Elite colleges pursue rich families. Golden’s work showed that while Harvard accepted about 11 percent of applicants in the late 1990s, when Kushner was admitted (the admission rate is lower now), more than half of the members of the Harvard Committee on University Resources — made up of some of the school’s biggest donors — had children then at the university, and many had sent more than one there.
Harvard isn’t alone. Harrison Frist, a son of former Senate majority leader Bill Frist, received the lowest possible evaluation of his qualifications for admission to Princeton, Golden reported. But the Frist family had given tens of millions to Princeton and stood to give more. Harrison was, of course, accepted.
The irony is that the few families accused by the FBI were allegedly doing what truly rich families have long done on a much larger scale. Those caught up in the scandal apparently weren’t quite rich enough or savvy enough to distribute their money in a way that’s celebrated rather than prosecuted. Based on my research, I’d bet that there are orders of magnitude more students at elite colleges who took the “philanthropy” route to admission rather than the bribery one.
But the true tragedy is that almost all rich families buy their kids into elite colleges by purchasing advantages they pass off as talents, whether by way of sailing lessons or elaborate vacations planned with an eye on admissions essays. We view these vastly overrepresented children of the rich as having earned their spots. And that’s the great American delusion we call “meritocracy.”

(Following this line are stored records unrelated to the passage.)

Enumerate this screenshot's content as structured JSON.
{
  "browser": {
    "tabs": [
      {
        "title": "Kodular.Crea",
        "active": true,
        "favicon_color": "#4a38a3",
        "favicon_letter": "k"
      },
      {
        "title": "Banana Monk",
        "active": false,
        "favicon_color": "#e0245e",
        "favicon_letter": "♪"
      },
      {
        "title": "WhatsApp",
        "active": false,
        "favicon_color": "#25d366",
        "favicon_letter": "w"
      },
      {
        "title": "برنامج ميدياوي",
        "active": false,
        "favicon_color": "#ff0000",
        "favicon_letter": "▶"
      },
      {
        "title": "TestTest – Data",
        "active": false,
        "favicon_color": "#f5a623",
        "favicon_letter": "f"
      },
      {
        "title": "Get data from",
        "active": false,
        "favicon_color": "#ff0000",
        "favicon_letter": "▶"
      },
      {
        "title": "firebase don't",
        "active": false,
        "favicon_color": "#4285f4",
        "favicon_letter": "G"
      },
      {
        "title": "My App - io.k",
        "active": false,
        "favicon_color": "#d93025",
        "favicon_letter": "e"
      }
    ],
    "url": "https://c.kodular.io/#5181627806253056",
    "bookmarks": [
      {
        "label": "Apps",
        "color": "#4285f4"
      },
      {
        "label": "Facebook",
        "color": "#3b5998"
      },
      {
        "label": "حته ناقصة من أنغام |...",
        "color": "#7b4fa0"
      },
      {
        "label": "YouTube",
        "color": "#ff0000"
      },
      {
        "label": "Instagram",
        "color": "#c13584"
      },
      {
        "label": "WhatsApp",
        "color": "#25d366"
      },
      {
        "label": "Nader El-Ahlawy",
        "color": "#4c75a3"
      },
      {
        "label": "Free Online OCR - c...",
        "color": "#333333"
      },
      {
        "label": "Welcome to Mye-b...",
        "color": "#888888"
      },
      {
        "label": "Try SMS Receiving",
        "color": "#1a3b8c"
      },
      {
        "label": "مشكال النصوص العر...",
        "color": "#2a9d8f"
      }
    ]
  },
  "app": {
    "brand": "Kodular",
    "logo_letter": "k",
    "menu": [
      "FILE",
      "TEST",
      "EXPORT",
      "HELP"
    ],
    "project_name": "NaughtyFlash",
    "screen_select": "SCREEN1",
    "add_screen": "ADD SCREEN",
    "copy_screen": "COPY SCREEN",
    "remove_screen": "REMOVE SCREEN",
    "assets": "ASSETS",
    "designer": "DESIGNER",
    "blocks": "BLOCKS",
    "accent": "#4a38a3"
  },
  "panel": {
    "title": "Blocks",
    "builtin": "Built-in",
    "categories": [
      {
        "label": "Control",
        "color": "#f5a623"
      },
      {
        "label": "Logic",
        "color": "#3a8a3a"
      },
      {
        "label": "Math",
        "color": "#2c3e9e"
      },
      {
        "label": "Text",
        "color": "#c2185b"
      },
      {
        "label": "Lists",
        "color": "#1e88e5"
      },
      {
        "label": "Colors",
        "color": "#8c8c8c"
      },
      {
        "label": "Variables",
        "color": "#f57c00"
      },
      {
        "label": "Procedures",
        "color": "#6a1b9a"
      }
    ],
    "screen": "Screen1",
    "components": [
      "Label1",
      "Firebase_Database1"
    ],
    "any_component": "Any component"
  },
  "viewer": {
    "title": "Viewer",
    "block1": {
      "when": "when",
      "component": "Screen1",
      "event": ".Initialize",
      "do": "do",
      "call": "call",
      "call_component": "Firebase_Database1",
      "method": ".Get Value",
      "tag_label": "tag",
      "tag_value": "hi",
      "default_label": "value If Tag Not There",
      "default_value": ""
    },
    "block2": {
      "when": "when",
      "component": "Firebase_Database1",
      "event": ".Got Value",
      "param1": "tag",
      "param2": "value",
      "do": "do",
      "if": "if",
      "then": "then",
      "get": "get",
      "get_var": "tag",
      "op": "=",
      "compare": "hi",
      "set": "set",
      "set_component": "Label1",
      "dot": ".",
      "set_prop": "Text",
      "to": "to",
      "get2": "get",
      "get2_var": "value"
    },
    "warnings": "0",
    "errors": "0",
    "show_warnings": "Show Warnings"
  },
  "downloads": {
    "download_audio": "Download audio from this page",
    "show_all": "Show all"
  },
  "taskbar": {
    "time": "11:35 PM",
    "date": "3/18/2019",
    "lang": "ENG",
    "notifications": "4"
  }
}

My own tutor, in explaining what happened to my family, said he had administered an SSAT to a student with a disability who required extra time; he illegally photocopied the test that was entrusted to him. He used it as a practice test for me and many other students. What he did was wrong. But the fact that families can pay for a leg up on a supposed “aptitude” test often goes unquestioned; after all, they’re just giving their kids what they deserve. My parents gave me a lot I’m enormously grateful for: violin lessons that cost thousands of dollars a year, trips to museums and sites in foreign countries. My boarding-school classmates enjoyed much more: prestigious unpaid internships, interview coaching and tutors who helped with the work of every class.
My parents were doing what all parents want to do — enriching the lives of their children and giving them a better chance at success. They had more of an opportunity than most to do so. Inequality helped: The more the rich have to invest, the less the poor can do to keep up.
The accused families aren’t the only ones to blame, either. Elite schools take more students from the top 1 percent of families than they do from the bottom 60 percent. The universities play into this ruse, pretending they’re choosing based on talent rather than on the ability to pay full tuition — or in some cases, the capacity to give a building or endow a scholarship that brings in enough poor kids to make the whole operation look legitimate.
This is the real scandal. The 1 percent — more than 1 million American households — have more and more money, and they’re using huge sums so their children can get a leg up on the rest. Those students escape questions about whether they deserve to be there, unlike people who benefit from programs like affirmative action, which could help moderate those advantages. Instead of thinking about this as a problem inherent in the system, we call it the virtue of meritocracy. And we look to the poor and middle classes and ask, “Why aren’t you more talented?”
Read more from Outlook: